BACKGROUND AND PURPOSE Ultra-early hemostatic therapy may improve outcome after intracerebral hemorrhage (ICH) by preventing rebleeding and hematoma expansion. We conducted this trial to evaluate the safety of activated recombinant factor VII (rFVIIa; NovoSeven) for preventing early hematoma growth in acute ICH. METHODS In this multicenter, randomized, double-blind, placebo-controlled, dose-escalation trial, 40 patients diagnosed with ICH by computed tomography within 3 hours of onset were treated with placebo or 5, 20, 40, or 80 microg/kg of rFVIIa ( n = 8 per group). Patients with any history of thromboembolic or vaso-occlusive disease were excluded. The primary endpoint was the frequency of adverse events (AEs). RESULTS Mean age was 65 years (range 34 - 91) and the median admission Glasgow Coma Scale score was 14. 5 (range 6 to 15). Mean ICH volume was 17 +/- 19 mL; nearly three-quarters were located in the basal ganglia ( n = 29). The mean interval from onset to treatment was 178 +/- 41 minutes. Thirty-three patients experienced 186 AEs, which occurred with similar frequency in the five groups. There were 10 thromboembolic AEs, including one case of deep vein thrombosis (20 microg g/kg group); one case of cerebral infarction (placebo); two cases of pulmonary embolism (20 and 40 microg g/kg groups); and six instances of ischemic ECG changes or cardiac enzyme elevation (placebo [ n = 2], 20 microg g/kg [ n = 1], 40 microg g/kg [ n = 1], and 80 microg g/kg [ n = 2] groups). No consumption coagulopathy or dose-related increase in edema-to-ICH volume ratio occurred. CONCLUSIONS Ultra-early rFVIIa treatment for ICH was associated with a reasonable safety profile in this preliminary study across a wide range of dosages.
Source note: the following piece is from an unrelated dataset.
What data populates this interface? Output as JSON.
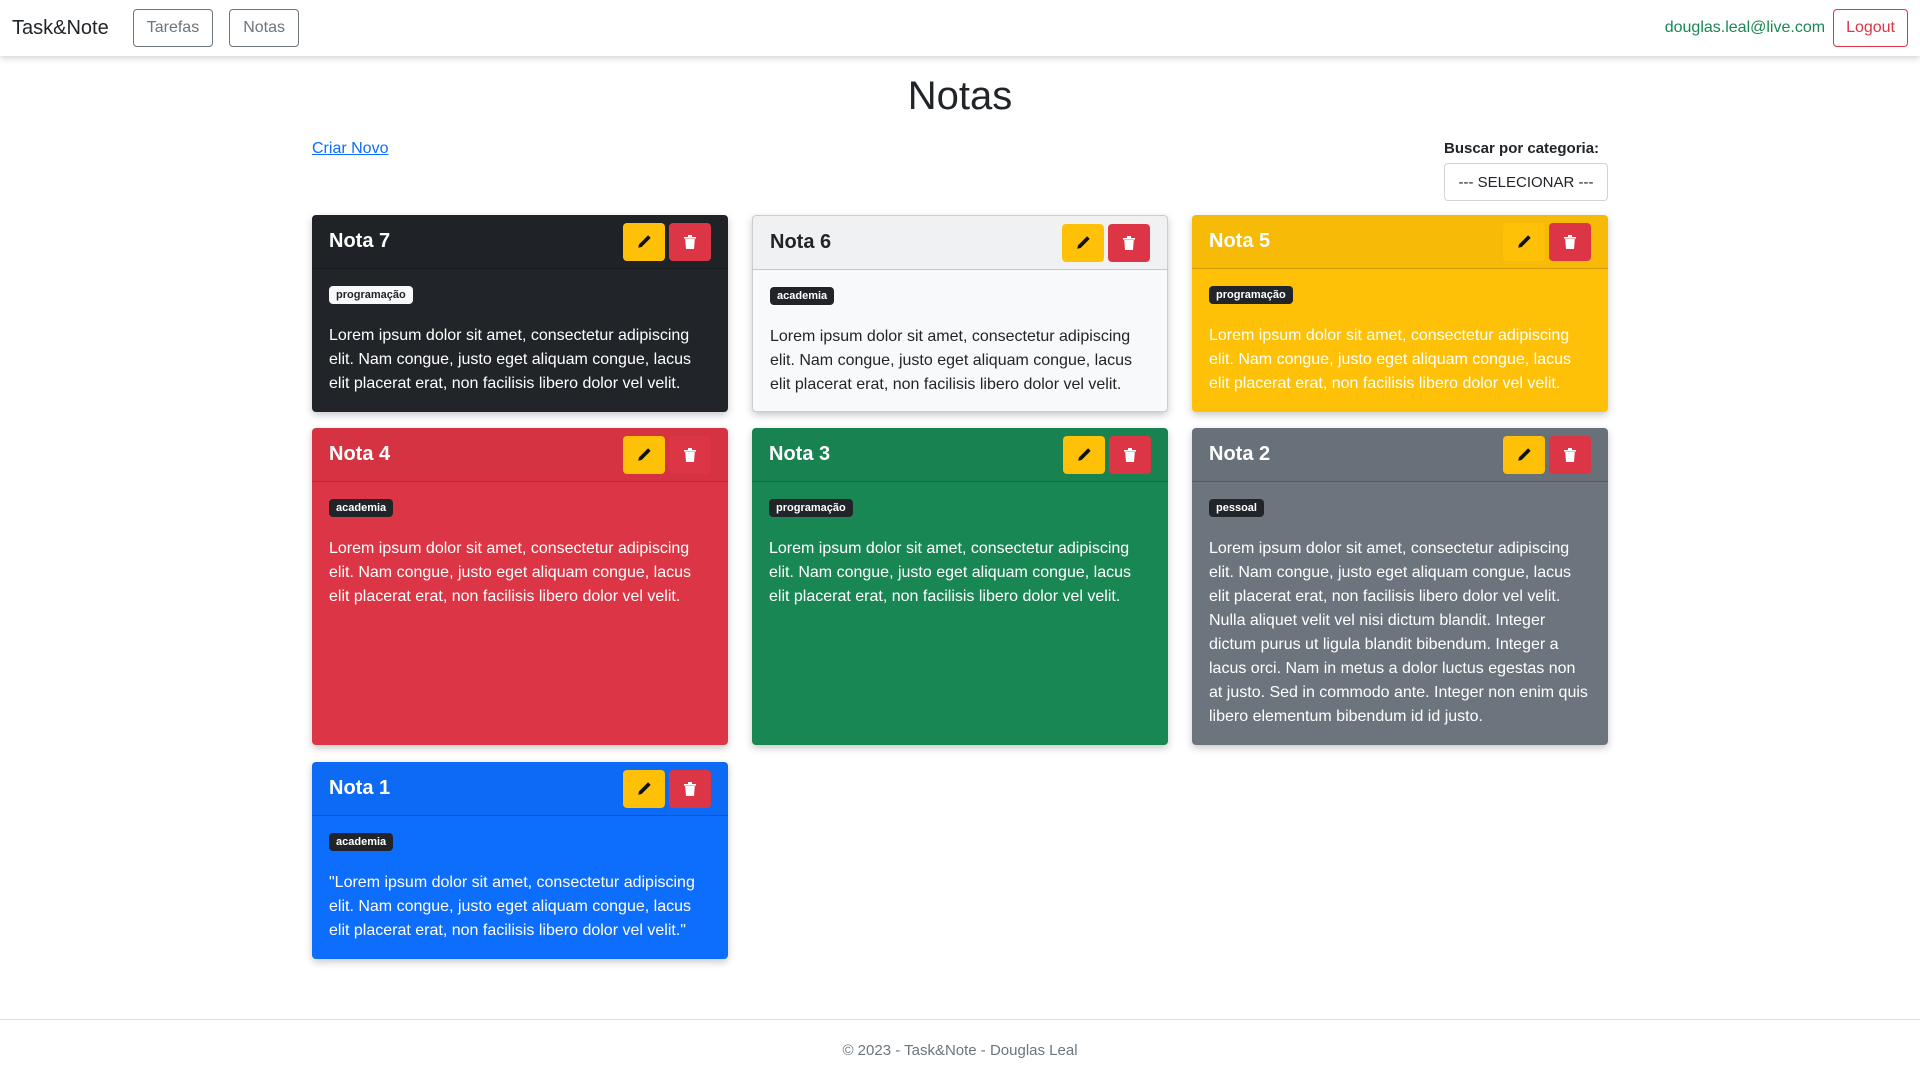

Further research is warranted to investigate the safety and potential efficacy of rFVIIa for minimizing ICH growth.